How does one get to Rwanda, anyways? This is probably not a question many North Americans have asked themselves. But it is one I heard a lot recently, when I had an unprecedented opportunity to travel to the East African country of Rwanda. This was an incredibly unique experience in many ways, and the flights involved were no exception. For this trip, I flew from Toronto to Kigali (Rwanda’s capital city), via Amsterdam on KLM Royal Dutch Airlines. This is one of only a handful of options for that particular trip, the others being Brussels and Turkish Airlines. So, this February, I found myself at Toronto’s Pearson International Airport, ready to embark on one of the longest series of flights I’ve ever taken.

That's no plane! The first leg of my journey was a train ride into Toronto - Photo: Matthew Chasmar

That’s no plane! The first leg of my journey was a train ride into Toronto – Photo: Matthew Chasmar

I’ve always loved the plane spotting at New York’s JFK International Airport. A lot of America’s other biggest airports are dominated by hub operations from individual airlines, like Delta @ Atlanta, American @ DFW, United at nearby Newark. But JFK feels more like the United Nations of airports, with a variety of airlines from tons of countries. Here’s a quick video of a loop between some of the terminals at JFK.

If you want another way to virtually travel to New York JFK, check out our inside look at the airport’s new and VERY avgeek-friendly TWA Hotel, which we pass by in the video above. The plane spotting from the hotel’s roof is AMAZING.

We are in unprecedented times, with so many justified emotions and frustrations. What’s happening right now is not okay and should not be tolerated. Out of respect of our current situation, we have decided to pause publishing any new content on AirlineReporter.com for the time being. This will allow us the opportunity to genuinely listen, learn, and grow.

Although we might not have the answers today, we know that we want to be a part of the solution. We want to start looking at how we can help bring more diversity to the AvGeek community, to our stories, and to our writing team. If you have positive ideas on how to make our wonderful community more inclusive, we would love to have a discussion in the comments, or via email. We know that our actions won’t change the world, but hopefully we can do a small part in improving the airline niche that we love so much.

Thank you and stay safe, from the AirlineReporter leadership:

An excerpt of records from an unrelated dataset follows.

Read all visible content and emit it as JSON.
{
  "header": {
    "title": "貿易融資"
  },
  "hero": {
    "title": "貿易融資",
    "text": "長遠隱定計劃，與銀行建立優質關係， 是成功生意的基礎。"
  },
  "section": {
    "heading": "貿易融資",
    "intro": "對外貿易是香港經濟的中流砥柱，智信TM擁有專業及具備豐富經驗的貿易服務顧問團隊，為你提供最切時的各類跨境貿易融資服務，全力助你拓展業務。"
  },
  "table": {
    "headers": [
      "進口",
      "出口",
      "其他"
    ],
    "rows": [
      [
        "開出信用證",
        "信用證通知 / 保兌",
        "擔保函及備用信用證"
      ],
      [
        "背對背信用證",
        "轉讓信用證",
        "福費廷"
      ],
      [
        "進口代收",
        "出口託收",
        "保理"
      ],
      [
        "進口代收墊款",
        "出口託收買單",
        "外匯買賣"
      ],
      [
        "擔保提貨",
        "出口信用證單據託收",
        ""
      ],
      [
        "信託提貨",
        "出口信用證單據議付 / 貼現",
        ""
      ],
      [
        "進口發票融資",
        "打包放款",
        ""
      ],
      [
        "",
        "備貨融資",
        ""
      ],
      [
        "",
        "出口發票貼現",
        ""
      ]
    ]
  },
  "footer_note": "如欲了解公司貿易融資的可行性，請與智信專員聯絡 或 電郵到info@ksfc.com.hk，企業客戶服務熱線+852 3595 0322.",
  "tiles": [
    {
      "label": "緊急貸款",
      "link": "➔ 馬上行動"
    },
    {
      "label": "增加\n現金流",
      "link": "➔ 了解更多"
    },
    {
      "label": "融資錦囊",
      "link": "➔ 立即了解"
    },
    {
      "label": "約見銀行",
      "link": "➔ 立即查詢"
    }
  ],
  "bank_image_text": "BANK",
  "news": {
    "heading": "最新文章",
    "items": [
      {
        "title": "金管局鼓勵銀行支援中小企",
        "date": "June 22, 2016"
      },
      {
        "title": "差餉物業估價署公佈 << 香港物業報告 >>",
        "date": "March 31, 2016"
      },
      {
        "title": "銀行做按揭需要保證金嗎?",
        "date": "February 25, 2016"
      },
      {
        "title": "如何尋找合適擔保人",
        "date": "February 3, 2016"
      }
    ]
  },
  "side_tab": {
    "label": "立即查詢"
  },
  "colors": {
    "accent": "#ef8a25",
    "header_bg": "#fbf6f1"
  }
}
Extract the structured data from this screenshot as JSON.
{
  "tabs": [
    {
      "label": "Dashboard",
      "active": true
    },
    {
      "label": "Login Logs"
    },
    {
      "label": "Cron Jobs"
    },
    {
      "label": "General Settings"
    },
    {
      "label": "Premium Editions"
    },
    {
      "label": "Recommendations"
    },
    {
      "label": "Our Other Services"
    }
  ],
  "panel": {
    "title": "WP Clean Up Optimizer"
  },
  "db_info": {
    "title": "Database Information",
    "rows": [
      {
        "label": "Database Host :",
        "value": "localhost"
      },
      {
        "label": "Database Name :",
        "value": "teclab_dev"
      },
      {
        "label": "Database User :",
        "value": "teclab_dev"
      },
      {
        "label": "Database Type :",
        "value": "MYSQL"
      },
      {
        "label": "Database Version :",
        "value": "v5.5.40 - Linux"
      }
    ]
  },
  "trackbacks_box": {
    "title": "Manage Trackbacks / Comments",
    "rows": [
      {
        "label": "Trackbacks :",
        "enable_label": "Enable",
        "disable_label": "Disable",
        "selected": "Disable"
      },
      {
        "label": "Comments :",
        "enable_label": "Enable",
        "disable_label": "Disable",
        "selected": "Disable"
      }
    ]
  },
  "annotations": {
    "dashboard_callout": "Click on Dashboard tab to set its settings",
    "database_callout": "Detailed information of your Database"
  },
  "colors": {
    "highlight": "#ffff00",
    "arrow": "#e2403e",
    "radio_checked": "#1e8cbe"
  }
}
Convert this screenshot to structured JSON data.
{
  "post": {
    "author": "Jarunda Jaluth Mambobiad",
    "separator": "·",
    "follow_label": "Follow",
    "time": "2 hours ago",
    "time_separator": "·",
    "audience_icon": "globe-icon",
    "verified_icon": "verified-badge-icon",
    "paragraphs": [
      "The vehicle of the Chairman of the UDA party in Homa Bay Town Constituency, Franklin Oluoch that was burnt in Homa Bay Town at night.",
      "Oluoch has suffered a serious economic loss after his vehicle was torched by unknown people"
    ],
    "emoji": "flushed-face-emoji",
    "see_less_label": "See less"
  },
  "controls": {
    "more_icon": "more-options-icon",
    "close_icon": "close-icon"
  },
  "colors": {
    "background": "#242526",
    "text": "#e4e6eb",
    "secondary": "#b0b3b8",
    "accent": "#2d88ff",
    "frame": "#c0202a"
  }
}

David Parker Brown, Editor-in-Chief
Blaine Nickeson, Managing Editor
Francis Zera, Editor-at-Large
JL Johnson, Managing Correspondent 
Manu Venkat, Senior Correspondant 

If you live anywhere in the South, you’ve likely heard the old joke that says “whenever someone dies, they don’t go to heaven (or that other place), without connecting in Atlanta!”

Having spent 14 years living in various southern cities and connected through Atlanta more times than I care to remember, there’s no doubt the scene at Hartsfield-Jackson International Airport (ATL) the other weekend is one that won’t soon be forgotten.

A peak into an empty "C" gates at ATL, thanks to an airport worker who allowed this pic while the door for employees was open.

A peak into an empty “C” gates at ATL, thanks to an airport worker who allowed this pic while the door for employees was open.

Recently, I needed to take a number of flights for family reasons, and in the current coronavirus climate, I wasn’t sure what to expect. My adventure took me  through one Delta mega-hub (Atlanta ATL) to another (Minneapolis MSP), where typically the flights would be full. However, this time they were only about 25 percent occupied. The ATL to MSP flight, usually an A321 or 757, had been replaced by a smaller 737-800.

No passengers and just 2 pilots occupy the "Plane Train" level at ATL below the C gates.

No passengers and just 2 pilots occupy the “Plane Train” level at ATL below the C gates.

Atlanta currently has multiple concourses closed with fully sheetrocked walls and security doors to allow only airport and airline staff to enter. The “C” and “E” terminals were just empty shells. TV screens packed with flight info now had just a couple active monitors.

BONUS: Feeling the impact of COVID-19 on the US Commercial Airline Industry

The food court in the E terminal had just one restaurant open: McDonald’s. They were so happy to see anyone that they gave me 10% off my McDouble — that 20 cents will go far someday, I just know it! You know it’s bad when even airport concessions start discounting prices.